### Material shown
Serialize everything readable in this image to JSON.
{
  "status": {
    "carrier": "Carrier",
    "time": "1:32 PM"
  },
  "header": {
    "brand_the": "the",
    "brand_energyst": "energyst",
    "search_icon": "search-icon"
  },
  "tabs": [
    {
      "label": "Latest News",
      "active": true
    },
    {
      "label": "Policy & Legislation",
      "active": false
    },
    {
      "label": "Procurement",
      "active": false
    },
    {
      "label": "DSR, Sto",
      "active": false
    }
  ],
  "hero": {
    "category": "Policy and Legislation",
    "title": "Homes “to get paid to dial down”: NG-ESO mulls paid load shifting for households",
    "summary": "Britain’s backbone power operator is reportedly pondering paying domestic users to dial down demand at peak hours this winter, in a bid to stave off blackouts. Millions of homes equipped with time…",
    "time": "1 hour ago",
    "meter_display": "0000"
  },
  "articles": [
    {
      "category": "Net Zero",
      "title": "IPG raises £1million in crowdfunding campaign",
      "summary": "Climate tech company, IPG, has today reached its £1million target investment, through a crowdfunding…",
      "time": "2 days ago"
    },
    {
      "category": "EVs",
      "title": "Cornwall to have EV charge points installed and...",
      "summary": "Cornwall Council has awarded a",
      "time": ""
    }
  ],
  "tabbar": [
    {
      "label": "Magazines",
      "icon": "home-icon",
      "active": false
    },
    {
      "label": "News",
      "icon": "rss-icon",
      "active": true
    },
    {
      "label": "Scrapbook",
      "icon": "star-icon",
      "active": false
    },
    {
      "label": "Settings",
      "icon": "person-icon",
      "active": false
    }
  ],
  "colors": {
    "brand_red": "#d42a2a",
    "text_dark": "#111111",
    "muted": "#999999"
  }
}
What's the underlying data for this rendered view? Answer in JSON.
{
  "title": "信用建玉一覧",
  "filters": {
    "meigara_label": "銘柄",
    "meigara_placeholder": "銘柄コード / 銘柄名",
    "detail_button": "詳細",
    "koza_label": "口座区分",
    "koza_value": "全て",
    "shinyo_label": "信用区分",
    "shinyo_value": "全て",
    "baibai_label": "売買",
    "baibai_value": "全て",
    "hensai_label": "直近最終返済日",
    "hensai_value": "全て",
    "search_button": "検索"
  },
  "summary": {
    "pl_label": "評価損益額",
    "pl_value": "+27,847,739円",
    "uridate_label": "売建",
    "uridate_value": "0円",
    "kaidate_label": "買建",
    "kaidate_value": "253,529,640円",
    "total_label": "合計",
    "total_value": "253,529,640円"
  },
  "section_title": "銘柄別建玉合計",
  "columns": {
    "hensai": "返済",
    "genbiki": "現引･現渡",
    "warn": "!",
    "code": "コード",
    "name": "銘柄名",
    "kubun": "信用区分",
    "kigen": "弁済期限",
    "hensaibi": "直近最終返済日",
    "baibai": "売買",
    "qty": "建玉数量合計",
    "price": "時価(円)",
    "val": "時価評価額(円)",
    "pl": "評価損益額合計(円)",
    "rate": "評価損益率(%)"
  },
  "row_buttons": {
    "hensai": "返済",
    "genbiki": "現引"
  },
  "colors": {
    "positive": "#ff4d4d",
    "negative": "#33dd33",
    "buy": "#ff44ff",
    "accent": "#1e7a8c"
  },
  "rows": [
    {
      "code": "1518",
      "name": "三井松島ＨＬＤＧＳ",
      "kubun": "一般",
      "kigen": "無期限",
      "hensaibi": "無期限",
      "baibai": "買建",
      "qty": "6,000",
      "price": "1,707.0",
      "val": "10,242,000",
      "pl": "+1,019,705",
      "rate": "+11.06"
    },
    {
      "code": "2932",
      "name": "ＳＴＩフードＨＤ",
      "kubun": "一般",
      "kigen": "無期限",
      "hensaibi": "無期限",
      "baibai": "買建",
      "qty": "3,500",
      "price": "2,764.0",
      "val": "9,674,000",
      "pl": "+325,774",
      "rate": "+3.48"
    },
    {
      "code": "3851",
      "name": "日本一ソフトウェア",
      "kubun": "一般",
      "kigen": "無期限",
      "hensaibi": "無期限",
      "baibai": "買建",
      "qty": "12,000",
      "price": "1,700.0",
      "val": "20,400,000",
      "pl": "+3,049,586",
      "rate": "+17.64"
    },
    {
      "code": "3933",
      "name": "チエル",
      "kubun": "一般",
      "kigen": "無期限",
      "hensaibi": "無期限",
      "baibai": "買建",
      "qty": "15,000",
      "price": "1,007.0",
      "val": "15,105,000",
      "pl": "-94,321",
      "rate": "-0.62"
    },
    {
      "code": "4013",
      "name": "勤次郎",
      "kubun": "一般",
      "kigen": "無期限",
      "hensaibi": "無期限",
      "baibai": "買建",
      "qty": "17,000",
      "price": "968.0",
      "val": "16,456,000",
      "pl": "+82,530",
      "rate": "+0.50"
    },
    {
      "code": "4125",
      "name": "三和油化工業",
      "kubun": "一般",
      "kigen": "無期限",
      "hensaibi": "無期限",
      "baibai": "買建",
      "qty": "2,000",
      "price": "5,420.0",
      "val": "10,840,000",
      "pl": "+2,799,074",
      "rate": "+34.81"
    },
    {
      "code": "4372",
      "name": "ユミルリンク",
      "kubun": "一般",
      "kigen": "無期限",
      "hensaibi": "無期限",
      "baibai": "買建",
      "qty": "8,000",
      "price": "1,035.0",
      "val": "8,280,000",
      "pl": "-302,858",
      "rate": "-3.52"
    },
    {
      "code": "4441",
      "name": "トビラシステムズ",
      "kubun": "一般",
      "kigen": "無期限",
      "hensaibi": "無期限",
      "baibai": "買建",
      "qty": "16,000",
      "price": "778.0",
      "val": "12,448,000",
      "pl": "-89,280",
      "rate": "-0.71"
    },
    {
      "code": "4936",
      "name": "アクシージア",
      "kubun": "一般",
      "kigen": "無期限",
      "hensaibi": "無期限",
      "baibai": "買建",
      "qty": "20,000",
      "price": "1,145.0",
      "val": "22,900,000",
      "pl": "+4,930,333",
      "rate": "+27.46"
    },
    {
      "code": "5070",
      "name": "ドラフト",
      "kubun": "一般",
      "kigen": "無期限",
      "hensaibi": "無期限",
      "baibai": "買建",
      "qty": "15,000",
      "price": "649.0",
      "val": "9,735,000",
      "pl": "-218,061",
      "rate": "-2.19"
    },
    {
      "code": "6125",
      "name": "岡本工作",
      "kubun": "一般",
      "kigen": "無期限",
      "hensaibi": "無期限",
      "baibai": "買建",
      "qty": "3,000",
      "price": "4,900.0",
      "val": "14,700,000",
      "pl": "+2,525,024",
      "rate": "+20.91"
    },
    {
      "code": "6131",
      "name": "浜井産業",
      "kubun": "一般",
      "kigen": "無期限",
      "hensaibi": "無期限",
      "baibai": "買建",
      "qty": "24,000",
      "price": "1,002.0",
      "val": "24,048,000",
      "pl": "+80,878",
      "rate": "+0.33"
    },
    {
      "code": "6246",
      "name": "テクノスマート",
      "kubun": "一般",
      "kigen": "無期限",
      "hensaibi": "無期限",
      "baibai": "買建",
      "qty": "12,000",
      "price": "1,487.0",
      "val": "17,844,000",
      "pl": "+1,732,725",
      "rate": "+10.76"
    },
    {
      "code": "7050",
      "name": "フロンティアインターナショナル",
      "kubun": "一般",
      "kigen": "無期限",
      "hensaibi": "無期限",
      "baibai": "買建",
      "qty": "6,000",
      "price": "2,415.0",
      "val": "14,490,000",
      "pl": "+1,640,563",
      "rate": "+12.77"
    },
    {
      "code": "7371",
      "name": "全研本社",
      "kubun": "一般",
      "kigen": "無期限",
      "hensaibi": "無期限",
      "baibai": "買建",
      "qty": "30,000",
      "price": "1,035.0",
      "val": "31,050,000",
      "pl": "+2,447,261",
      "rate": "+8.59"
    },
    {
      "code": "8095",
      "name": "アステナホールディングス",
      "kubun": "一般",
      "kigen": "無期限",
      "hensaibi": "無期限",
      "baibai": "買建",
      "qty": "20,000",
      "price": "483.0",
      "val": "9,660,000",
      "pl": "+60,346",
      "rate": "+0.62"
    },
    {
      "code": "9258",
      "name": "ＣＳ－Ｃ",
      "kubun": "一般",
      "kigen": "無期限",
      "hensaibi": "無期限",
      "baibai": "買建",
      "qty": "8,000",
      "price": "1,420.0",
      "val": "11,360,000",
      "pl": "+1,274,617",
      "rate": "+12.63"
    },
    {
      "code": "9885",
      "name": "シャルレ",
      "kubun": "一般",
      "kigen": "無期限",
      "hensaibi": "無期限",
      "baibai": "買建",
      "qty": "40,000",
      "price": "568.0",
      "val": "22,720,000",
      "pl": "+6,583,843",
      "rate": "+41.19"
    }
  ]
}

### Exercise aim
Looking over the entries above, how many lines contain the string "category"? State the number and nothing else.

### Response to this exercise
3